Skal Labissiere is being touted as a possible No. 1 pick in the NBA Draft.
Isaiah Briscoe is drawing rave reviews for his point guard play and was Kentucky's lone representative at this year's McDonald's All-American Game.
Charles Matthews, the first player to commit to John Calipari for next season, has become the forgotten member of this recruiting class of 2015.
The Chicago native was considered a top-15 prospect by every major recruiting service when he picked the Cats in February 2014.
In the months that followed, he dropped. And dropped. And dropped.
Now he's ranked no higher than No. 42 in the country and as low as No. 68.
UK fans who have grown accustomed to seeing single-digit numbers assigned to the rankings of their future players probably don't expect much from Matthews.
That's unwise, say those who know him best.
St. Rita Coach Gary De Cesare hasn't been shy about his confusion over Matthews' drop in the rankings.
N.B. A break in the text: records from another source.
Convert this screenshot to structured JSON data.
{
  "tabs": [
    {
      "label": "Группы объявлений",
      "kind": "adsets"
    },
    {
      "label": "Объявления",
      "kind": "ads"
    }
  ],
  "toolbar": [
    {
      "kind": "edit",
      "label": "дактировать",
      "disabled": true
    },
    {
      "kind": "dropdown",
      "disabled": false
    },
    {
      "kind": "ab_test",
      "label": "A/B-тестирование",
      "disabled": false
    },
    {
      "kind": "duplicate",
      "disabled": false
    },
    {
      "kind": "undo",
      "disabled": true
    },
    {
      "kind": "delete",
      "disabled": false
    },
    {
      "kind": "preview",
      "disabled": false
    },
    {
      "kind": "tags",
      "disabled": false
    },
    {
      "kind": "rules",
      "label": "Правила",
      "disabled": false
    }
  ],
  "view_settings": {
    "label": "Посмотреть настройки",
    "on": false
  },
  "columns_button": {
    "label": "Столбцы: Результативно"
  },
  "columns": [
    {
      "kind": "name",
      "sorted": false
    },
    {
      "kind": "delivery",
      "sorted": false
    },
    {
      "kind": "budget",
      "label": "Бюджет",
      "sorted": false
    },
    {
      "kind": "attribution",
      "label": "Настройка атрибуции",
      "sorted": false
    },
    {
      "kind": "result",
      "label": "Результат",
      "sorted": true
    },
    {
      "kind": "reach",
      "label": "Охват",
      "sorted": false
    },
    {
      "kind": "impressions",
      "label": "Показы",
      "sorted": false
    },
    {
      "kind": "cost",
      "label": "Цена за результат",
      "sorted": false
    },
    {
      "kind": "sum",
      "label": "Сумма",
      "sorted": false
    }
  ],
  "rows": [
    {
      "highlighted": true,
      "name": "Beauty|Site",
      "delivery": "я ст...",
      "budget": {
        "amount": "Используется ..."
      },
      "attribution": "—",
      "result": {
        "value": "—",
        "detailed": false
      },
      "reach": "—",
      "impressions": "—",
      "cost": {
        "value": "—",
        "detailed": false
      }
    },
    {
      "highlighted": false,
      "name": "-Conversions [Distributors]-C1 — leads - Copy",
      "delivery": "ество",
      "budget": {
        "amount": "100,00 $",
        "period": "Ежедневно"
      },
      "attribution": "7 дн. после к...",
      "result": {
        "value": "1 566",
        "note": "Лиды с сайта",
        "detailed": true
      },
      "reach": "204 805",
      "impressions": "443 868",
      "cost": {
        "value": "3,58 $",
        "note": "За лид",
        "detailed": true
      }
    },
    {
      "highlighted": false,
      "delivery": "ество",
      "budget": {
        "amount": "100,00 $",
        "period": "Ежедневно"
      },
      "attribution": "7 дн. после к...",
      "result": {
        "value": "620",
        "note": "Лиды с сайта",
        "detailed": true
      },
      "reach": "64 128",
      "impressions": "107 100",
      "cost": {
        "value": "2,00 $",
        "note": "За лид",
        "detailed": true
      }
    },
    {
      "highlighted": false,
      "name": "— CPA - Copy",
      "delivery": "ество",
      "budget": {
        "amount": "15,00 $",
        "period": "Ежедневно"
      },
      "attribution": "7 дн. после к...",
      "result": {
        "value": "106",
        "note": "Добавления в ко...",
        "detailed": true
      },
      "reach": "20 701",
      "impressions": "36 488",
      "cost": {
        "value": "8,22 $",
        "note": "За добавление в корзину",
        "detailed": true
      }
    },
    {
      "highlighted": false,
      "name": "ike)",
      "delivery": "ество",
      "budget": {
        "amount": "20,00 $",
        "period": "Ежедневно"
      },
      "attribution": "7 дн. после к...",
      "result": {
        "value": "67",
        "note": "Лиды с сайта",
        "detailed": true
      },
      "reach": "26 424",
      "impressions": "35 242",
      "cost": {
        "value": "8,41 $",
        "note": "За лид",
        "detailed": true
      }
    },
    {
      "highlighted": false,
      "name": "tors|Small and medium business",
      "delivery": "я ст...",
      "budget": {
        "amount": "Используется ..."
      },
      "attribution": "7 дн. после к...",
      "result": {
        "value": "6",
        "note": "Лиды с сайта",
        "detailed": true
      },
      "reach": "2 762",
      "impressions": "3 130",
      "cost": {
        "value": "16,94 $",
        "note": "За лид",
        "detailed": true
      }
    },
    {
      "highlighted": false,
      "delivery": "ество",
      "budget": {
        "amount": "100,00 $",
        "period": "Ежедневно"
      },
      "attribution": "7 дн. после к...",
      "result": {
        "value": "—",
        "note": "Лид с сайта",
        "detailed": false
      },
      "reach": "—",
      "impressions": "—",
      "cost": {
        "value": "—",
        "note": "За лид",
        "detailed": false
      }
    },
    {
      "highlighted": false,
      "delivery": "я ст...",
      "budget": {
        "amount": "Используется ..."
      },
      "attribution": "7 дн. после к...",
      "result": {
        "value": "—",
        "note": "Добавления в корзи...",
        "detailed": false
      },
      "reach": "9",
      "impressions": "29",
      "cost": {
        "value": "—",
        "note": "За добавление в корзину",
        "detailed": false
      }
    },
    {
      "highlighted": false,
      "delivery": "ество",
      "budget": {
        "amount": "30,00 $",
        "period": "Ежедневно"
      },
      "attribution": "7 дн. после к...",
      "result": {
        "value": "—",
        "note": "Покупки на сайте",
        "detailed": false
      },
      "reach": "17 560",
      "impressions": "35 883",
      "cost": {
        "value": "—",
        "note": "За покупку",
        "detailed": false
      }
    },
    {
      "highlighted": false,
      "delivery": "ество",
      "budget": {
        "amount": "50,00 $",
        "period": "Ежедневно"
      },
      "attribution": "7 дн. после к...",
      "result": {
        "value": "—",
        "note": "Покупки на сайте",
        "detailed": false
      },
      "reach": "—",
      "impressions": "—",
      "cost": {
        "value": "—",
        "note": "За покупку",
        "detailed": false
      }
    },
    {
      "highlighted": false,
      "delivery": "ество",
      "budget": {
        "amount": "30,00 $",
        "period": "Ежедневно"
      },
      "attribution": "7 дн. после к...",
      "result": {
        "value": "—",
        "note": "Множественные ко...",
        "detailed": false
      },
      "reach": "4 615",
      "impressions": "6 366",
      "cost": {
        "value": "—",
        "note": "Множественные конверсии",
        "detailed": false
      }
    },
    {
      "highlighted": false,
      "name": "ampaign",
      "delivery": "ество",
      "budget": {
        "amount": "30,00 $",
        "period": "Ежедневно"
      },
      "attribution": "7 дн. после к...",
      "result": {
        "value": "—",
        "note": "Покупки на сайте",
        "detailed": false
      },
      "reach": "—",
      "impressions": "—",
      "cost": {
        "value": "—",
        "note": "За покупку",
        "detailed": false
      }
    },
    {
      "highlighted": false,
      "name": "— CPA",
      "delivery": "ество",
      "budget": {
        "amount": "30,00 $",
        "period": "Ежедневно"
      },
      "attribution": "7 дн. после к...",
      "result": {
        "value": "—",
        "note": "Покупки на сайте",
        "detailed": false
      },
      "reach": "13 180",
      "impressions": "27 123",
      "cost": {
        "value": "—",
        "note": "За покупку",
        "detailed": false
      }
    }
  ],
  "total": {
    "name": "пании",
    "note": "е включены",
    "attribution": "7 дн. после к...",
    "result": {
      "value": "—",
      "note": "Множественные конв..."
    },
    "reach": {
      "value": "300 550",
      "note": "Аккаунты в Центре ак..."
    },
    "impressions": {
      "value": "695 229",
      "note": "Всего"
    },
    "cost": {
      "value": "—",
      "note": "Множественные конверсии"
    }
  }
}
"All I know is, Charles can shoot, he can dribble, he can rebound, he can defend, he has a short game, he can hit the three," DeCesare said. "You give me any three of those things and, to me, that's going to be one of the best players."
Even those who don't have Matthews ranked among the very best players in the country acknowledge the kid can play.
Scout.com considers Matthews to be the No. 65 overall recruit for 2015, and Scout's Evan Daniels told the Herald-Leader on Thursday that he was "pretty comfortable" with that ranking.
Still, he expects to see Matthews contribute as soon as he gets to Lexington.
"I think he'll excel in up-and-down basketball, getting out in transition and bringing energy," Daniels said. "I think he has a chance to be a good defender. I could see him filling kind of a DeAndre Liggins-type role at Kentucky.
"He's certainly gifted and talented enough. ... He has a chance to carve out a role for himself as a freshman, certainly."
Matthews had a stellar senior season, averaging 22 points per game — including five 30-point-plus outings — and leading St. Rita to a 26-4 record.
DeCesare said Matthews, who's often quiet off the court, developed into a vocal leader to his younger teammates. And — even when he had an off night offensively — Matthews did what was necessary to get his team a victory.
"The problem is, if you're going to Kentucky and you score 10 points, people think you're not playing well and you've had a bad game," DeCesare said. "He just does a lot of different things on the court. He doesn't just score.
"Charles can control a game and score eight points. He did whatever we needed him to do to win. ... He's a great student and understands the game."
He played well enough to earn an invitation to this week's Jordan Brand Classic, which now rivals the long-running McDonald's All-American Game as a premier showcase for the nation's top high school players.
This was also supposed to be one more opportunity for Matthews to prove himself against the best of his peers in a game that includes fellow signees Briscoe and Labissiere, and top UK targets Jaylen Brown, Cheick Diallo, Malik Newman and Stephen Zimmerman.
DeCesare pointed out that Matthews was injured for much of last spring and summer, which was when he dropped in the rankings.
The coach thought scouts unfairly placed his star player because he wasn't healthy enough to showcase his full game, though he noted that Matthews never once complained about the rankings.
"He's the type of kid that doesn't let that stuff bother him," DeCesare said.
Unfortunately, Matthews won't be at full strength Friday night, either. He took a nasty fall in Wednesday's practice and ended up with a sore back and wrist.
Matthews didn't practice Thursday, but his mother told the Herald-Leader that he shot around on his own and felt OK. He's expecting to play Friday. "Keeping my fingers crossed," said Nichole Matthews. "He worked so hard for this."
DeCesare is at the Jordan game, too, coaching the East team that includes all three UK signees. He said he told Matthews to "just have fun" this week because it's going to get serious soon enough.
And he's expecting big things when that time comes.
"He's going to work hard," DeCesare said. "He's going to be a solid kid on and off the court. He's just got to continue to do what he's been doing. Stay focused. And just keep working."